Victorian London - Publications - History - The Queen's London : a Pictorial and Descriptive Record of the Streets, Buildings, Parks and Scenery of the Great Metropolis, 1896 - St. Saviour's, Southwark

St. Saviour's, Southwark -  photograph

ST. SAVIOUR'S, SOUTHWARK.

St. Saviour's, Southwark-, within a few minutes' walk of London Bridge Station, is one of the finest parish churches in the kingdom. Before the Reformation it was known as the Priory Church of St. Mary Overy. The tower, 35 feet square and 150 feet high, is a very solid structure. In 1840 the nave was rebuilt, but in so wretched a fashion that it had to be replaced by another, from the designs of Sir Arthur Blomfield, who undertook a thorough restoration of the fabric, with a view to St. Saviour's becoming a cathedral for South London.
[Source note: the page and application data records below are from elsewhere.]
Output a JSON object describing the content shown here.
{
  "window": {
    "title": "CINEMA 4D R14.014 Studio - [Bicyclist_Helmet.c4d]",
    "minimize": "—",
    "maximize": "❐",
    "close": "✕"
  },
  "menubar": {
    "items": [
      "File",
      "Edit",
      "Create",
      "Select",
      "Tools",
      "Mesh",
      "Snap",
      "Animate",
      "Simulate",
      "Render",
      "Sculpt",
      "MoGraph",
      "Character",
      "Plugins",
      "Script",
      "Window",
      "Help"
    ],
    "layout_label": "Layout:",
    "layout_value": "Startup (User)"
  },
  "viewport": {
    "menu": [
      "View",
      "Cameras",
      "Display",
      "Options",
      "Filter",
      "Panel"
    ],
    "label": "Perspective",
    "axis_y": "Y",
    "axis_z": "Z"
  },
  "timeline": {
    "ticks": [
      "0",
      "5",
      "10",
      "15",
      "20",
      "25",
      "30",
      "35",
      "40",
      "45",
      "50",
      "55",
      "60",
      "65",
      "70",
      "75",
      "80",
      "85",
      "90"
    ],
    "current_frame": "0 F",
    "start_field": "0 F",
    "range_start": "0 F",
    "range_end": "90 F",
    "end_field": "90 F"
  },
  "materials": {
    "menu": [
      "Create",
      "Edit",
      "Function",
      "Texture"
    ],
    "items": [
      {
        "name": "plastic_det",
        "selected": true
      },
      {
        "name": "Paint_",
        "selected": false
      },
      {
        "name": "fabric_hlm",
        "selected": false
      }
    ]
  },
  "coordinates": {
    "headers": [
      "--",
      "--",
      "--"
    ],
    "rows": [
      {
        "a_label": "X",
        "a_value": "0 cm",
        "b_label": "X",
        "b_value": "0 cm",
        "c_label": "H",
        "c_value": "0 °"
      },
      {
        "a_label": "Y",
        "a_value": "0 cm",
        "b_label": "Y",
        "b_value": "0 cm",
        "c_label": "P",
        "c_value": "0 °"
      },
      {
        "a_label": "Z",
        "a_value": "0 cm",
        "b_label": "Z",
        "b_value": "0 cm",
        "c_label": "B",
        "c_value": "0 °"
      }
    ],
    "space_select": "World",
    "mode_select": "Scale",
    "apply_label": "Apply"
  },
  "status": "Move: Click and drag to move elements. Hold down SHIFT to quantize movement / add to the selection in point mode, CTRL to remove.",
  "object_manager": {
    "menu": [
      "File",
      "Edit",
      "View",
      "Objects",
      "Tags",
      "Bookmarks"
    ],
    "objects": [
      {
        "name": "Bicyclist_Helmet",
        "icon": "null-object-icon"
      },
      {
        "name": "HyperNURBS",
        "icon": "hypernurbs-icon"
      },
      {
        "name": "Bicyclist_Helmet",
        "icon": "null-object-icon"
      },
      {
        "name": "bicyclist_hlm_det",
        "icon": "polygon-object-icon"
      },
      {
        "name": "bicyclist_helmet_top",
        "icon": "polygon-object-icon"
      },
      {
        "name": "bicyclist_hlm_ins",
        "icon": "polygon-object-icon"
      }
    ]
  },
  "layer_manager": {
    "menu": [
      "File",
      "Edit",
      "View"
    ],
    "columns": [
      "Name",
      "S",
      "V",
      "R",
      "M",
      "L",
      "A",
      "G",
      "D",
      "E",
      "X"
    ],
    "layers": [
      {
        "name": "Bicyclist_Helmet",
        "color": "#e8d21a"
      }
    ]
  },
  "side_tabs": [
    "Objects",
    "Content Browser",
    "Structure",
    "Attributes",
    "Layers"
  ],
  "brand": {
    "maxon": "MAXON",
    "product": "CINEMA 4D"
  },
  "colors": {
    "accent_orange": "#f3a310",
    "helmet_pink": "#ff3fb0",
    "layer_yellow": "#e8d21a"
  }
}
The poet John Gower is buried in the south transept, and in the church also lie Edmund Shakespeare, a brother of the poet, Philip Massinger, John Fletcher, and other dramatists and actors who were connected with the old Bankside theatres.